When I do stuff in cmd.exe, I can see for example when I’m downloading with wget.exe. GlassWire’s Firewall view clearly shows network activity on the process wget.exe. However, if I use ping.exe or traceroute.exe, even they work (they clearly connect), GlassWire shows absolutely nothing. Those executables won’t show in the Firewall view at all. Why don’t they show? Are there more processes that GlassWire doesn’t show? How to get everything to show?
While developing GlassWire we found blocking ICMP https://en.wikipedia.org/wiki/Internet_Control_Message_Protocol was not useful, and sometimes harmful so we do not block ICMP.
Also Windows blocks pings by default, but you can unblock it if you want. https://www.howtogeek.com/howto/windows-vista/allow-pings-icmp-echo-request-through-your-windows-vista-firewall/
@Ken_GlassWire, I think that you have misunderstand what @jhoy is saying. I’ll rephrase the first question as follows: Why doesn’t the Glasswire Firewall view show the System application which is used for traceroute commands and the like?
I’ll illustrate what happens when I perform traceroute (
tracert in Windows) in a command window. I can see the traffic recorded in GlassWire’s Usage view. The following screenshot shows at the bottom a
tracert command with a list of IP addresses for the route. The top of the screenshot shows GlassWire’s record of network usage for the highlighted
System application and IP addresses matching those in the traceroute:
Just for completeness, I can see that the traceroute traffic is categorized as
NetBIOS Name Service
But when I am in GlassWire’s
Firewall view, I cannot see the traceroute traffic. The System application is not shown in the Firewall. See how System doesn’t appear in the list in the following screenshot:
P.S. I remember others asking about this before so I searched and found:
Thanks Remah for the clarification. Also would be nice to understand how it works for cmd.exe. I never see cmd.exe in the lists either. (Although, I do not see NetBIOS Name Service anywhere either. Not in Usage, not in Firewall.) I don’t mind if cmd.exe doesn’t show up, but it would be nice if it also did, if I could block all network activity that is launched from within cmd.exe.
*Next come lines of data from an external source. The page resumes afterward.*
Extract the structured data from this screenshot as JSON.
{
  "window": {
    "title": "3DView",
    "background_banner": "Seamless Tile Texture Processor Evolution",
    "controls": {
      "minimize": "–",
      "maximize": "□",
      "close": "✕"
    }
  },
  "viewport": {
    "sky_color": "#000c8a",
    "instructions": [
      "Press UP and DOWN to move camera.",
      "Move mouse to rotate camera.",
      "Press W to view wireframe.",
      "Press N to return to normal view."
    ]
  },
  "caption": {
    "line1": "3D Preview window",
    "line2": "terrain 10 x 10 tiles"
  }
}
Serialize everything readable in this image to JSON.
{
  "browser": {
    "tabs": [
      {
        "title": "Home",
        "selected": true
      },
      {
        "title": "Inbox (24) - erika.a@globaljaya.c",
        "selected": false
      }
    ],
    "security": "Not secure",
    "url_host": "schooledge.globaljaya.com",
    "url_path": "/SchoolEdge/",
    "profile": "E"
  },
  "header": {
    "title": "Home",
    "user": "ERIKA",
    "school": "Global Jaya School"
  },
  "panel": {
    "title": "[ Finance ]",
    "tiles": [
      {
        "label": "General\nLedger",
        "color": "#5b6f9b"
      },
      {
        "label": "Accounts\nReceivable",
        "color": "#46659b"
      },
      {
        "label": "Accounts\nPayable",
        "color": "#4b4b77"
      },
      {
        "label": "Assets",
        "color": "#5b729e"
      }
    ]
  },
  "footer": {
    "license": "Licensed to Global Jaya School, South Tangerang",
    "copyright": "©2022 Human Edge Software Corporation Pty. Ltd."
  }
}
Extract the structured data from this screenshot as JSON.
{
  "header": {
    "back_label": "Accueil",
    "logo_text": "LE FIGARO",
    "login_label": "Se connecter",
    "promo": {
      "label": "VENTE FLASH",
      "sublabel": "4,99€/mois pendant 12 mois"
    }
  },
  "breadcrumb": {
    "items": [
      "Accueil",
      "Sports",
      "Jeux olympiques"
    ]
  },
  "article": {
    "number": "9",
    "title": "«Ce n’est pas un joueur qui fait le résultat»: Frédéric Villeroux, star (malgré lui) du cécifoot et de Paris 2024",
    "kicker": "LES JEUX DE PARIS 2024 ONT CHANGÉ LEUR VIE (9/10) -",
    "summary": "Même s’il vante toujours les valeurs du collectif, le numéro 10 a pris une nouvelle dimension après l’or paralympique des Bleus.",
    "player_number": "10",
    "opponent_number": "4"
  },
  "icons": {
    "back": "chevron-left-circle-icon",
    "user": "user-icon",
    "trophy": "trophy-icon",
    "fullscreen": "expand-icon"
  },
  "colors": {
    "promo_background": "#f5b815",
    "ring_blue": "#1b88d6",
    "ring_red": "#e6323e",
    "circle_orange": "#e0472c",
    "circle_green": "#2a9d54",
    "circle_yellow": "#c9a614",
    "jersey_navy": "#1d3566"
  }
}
We found in our beta testing of GlassWire many years ago users would block “system” traffic and screw up their network activity and blame this on GlassWire. Since we removed this “system” block ability around 4 years ago nobody has ever asked about it until now.
GlassWire still shows the “system” network activity but it does not appear on the firewall. Would you think it would be useful to see it on the firewall, but not have the ability to block it? We can do that.
We decided we will show “System” on the firewall on the next update.
I played around with cmd.exe and I could not make it connect to the Internet. If you have a way to make cmd.exe legitimately connect to the network itself and it’s not showing up in GlassWire let me know.
cmd.exe is a Windows shell that provides access to the Windows operating system through the command-line. It has some internal commands (
rd, etc.) that it processes itself but these are generally not network related I remember that there are a couple of exceptions, one of which is using network shares.
I’m not going to test it but if you changed the current directory (called a folder in Windows Explorer) to a network share then there should be some network traffic.
Most of the commands that produce network traffic are external commands that will show up as themselves in GlassWire. Here’s an example using Name Server Lookup - I chose this for the example because, unlike most network commands, the
nslookup process stays resident until I exit it:
nslookup.exein Windows Task Manager.